He met with doctors and nurses at Saint Luke's Hospital in Lee's Summit, Missouri, then held a roundtable discussion on the proposals he had first laid out in his State of the Union address. The goal, he said, is to make affordable health insurance available to more Americans.
We look at the president's plan, first, for the basics, with our health correspondent, Susan Dentzer.
So, what, broadly, is the outline of the president's plan?
Margaret, there are two new aspects to what the president is proposing this year.
The first is a major change in the federal tax treatment of employer-sponsored health insurance coverage that, in effect, would change that very dramatically, and replace it with a system where all Americans who had health insurance would be eligible for a standard deduction that would help pay for their health insurance.
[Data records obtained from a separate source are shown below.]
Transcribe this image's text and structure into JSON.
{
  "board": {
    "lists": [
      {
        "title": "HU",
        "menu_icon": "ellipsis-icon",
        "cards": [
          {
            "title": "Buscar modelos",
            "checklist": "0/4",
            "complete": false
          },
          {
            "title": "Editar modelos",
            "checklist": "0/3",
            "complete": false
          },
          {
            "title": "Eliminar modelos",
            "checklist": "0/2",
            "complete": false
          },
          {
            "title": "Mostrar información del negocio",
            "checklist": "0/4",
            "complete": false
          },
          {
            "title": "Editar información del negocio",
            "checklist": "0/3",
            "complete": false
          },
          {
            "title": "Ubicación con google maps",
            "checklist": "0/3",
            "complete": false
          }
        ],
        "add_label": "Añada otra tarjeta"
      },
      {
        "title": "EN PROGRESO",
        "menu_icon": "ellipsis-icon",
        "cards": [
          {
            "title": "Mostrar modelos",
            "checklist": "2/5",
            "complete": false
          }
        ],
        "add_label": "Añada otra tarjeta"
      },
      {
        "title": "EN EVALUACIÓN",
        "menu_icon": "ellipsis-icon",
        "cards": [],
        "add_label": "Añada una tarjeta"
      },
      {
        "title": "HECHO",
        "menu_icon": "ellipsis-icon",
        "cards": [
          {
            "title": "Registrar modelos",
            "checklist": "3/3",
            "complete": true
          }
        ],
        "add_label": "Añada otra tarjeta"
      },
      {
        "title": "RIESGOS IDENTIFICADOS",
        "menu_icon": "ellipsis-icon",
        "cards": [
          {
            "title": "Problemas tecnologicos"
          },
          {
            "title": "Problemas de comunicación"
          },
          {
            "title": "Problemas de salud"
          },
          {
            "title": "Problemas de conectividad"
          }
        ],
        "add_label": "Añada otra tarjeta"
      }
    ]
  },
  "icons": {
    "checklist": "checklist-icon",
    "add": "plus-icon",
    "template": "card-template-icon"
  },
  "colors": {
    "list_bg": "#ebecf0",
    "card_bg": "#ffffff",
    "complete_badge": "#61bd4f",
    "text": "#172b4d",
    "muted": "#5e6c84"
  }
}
That's part one.
The second part is an offer of flexibility, in terms of federal funding, for states that undertake themselves to expand health insurance coverage for their own populations. And the effort is to take federal funds that are currently given to states for health care and redirect them to help carry out these reform efforts.